** To do **
List all lines of the data that include the string "true".

[Dataset rows for apps and sites]
---+---

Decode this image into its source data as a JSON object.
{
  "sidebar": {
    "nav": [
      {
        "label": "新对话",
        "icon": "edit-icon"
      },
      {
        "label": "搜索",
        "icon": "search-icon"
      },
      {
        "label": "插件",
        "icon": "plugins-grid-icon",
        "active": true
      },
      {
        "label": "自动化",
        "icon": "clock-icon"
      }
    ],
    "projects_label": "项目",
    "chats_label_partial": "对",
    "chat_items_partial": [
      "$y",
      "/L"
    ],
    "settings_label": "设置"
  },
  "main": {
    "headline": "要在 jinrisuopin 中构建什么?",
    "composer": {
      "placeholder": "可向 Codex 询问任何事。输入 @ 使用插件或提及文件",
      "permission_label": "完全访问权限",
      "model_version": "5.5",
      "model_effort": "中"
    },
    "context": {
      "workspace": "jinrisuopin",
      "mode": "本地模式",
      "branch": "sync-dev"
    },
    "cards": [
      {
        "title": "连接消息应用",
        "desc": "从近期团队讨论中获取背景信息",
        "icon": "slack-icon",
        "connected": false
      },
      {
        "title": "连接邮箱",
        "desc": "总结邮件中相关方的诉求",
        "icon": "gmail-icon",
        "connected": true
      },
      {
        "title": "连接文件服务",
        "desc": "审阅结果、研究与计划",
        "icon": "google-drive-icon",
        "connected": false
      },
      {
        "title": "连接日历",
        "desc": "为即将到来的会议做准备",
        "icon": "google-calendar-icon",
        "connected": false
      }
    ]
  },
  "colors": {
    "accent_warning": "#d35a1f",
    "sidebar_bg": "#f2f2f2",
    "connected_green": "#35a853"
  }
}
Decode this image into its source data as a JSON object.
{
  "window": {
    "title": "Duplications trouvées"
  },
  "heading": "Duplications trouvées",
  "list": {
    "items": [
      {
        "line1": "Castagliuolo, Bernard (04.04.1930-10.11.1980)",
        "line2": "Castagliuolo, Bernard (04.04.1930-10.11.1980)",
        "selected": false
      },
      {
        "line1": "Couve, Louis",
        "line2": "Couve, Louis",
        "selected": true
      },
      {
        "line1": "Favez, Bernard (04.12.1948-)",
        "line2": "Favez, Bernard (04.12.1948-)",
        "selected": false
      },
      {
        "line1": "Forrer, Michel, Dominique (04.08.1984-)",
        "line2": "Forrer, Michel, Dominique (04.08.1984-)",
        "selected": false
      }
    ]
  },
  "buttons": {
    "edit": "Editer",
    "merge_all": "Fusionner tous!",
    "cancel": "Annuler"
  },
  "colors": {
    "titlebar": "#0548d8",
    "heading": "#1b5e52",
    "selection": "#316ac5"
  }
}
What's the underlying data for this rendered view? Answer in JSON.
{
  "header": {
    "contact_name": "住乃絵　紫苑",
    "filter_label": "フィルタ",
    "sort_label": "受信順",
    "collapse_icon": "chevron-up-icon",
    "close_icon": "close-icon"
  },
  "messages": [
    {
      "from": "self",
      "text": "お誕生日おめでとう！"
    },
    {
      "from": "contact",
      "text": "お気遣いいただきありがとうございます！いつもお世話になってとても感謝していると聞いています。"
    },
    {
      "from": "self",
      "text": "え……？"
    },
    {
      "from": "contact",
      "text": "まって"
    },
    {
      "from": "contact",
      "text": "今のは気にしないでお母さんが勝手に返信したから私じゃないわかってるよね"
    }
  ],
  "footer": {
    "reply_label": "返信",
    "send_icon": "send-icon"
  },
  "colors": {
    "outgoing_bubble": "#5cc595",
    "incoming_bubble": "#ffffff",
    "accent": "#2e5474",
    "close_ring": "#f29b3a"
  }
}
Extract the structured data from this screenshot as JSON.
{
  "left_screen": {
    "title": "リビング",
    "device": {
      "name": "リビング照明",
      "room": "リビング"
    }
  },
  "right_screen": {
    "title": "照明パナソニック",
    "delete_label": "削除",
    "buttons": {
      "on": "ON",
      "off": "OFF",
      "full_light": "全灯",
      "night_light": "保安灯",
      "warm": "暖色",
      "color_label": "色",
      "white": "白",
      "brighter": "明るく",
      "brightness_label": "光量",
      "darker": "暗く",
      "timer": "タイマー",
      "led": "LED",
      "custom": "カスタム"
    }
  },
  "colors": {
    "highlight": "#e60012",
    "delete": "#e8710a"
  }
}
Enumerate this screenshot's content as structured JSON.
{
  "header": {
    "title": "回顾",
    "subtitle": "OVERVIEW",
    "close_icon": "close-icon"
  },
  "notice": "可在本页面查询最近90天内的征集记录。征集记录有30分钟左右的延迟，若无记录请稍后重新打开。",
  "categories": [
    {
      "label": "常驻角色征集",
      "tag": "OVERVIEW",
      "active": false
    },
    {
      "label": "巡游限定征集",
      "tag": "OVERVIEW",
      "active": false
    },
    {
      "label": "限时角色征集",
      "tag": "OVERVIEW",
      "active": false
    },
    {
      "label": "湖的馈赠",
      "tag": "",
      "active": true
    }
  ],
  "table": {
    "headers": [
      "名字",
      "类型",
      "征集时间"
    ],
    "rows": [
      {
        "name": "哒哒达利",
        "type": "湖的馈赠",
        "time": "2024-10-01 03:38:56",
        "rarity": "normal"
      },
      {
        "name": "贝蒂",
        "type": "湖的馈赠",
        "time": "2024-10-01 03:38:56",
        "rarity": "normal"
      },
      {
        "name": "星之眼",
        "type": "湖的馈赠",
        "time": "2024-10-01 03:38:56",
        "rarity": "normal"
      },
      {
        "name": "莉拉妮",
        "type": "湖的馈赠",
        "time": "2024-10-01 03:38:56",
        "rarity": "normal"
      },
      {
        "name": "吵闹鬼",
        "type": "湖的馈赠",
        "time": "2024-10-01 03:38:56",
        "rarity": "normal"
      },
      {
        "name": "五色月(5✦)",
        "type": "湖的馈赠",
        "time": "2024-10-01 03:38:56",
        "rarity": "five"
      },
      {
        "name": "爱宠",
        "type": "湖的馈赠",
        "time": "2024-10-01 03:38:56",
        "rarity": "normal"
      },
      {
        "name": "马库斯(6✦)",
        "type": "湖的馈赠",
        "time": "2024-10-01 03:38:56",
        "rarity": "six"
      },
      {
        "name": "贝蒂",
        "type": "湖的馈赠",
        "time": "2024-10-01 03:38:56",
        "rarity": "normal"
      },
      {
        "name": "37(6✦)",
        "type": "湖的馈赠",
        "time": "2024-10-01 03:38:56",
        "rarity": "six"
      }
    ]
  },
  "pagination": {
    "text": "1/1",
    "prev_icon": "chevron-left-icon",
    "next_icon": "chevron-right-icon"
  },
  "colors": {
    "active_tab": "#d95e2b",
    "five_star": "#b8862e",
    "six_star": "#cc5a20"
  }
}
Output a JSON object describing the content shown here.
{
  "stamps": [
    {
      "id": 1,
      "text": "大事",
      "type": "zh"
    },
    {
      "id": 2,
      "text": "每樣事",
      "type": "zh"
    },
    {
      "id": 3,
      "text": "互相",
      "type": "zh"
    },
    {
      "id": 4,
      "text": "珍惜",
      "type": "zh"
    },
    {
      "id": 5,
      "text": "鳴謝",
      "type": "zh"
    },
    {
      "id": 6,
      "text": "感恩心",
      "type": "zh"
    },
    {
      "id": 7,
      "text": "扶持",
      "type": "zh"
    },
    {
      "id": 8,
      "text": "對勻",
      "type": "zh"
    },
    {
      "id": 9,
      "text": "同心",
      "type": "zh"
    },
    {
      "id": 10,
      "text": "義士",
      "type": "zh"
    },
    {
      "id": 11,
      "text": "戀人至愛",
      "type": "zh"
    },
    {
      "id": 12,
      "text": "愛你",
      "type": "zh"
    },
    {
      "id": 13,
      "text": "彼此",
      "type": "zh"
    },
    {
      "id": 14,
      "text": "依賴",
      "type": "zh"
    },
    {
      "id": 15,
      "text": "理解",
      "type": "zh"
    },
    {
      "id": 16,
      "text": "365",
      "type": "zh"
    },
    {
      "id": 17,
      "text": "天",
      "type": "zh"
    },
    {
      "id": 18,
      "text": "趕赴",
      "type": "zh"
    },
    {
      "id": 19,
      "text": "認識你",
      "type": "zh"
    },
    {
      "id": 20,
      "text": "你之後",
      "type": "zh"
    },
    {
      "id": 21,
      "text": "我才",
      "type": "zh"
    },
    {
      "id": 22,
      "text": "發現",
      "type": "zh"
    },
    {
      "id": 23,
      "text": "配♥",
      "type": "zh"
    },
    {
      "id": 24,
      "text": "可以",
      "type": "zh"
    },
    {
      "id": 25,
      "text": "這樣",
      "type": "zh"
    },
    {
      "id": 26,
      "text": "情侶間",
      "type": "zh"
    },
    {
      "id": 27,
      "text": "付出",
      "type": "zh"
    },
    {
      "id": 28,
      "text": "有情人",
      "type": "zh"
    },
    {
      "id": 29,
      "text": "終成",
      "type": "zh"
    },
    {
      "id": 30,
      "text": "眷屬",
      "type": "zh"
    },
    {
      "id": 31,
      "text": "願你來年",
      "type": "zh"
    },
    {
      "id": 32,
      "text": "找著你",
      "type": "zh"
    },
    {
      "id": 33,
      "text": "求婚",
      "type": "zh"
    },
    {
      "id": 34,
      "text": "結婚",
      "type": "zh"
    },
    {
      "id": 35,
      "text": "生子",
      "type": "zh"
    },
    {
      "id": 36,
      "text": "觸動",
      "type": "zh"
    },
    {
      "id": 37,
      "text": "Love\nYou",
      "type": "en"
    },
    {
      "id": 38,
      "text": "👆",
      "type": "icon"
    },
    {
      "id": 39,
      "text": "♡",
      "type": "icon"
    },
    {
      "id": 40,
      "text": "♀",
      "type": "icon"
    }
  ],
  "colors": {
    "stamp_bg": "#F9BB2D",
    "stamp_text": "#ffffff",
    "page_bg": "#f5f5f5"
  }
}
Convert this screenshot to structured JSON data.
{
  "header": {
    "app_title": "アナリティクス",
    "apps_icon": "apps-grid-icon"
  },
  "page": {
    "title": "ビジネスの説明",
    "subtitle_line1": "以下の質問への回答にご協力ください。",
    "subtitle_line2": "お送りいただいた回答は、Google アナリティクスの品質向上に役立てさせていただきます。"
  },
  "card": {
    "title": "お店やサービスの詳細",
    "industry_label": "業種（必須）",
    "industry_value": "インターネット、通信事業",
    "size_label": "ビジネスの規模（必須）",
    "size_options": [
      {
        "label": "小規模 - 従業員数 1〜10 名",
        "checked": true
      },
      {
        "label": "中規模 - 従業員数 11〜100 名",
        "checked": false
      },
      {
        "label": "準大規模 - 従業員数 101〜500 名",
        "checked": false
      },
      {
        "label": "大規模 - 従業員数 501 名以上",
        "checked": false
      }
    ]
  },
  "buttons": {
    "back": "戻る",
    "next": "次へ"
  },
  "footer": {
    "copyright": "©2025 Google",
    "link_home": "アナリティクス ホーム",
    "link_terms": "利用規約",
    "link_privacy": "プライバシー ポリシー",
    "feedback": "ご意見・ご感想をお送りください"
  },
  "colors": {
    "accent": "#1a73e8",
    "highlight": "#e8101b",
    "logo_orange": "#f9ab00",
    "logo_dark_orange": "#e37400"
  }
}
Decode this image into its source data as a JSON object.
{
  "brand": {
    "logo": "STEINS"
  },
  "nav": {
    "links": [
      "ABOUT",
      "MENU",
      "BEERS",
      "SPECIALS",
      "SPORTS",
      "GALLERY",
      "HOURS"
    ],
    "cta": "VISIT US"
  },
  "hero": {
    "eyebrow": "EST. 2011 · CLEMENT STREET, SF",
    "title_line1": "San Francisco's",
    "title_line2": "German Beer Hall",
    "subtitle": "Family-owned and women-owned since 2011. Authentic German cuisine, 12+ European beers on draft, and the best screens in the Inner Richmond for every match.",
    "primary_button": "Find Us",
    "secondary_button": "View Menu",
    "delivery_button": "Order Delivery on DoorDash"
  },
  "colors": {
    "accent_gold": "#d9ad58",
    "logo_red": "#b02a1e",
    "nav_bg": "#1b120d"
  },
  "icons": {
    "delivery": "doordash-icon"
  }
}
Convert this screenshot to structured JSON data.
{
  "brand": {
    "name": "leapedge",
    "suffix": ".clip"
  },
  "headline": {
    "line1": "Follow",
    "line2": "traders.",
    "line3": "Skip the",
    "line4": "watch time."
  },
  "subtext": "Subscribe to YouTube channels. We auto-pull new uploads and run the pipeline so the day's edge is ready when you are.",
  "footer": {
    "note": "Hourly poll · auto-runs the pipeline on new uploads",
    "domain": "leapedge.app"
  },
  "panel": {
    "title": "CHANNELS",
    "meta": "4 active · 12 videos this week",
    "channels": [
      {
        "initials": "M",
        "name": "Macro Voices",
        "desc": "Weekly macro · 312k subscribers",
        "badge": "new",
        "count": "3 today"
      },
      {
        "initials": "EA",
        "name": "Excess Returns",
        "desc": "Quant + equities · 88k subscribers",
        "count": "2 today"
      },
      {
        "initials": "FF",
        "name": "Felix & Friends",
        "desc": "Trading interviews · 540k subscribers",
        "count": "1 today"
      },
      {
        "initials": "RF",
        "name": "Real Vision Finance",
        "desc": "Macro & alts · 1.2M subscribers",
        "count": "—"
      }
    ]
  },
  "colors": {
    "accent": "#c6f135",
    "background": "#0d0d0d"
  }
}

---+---

** Exercise solution **
        "active": true
        "connected": true
        "selected": true
      "active": true
        "checked": true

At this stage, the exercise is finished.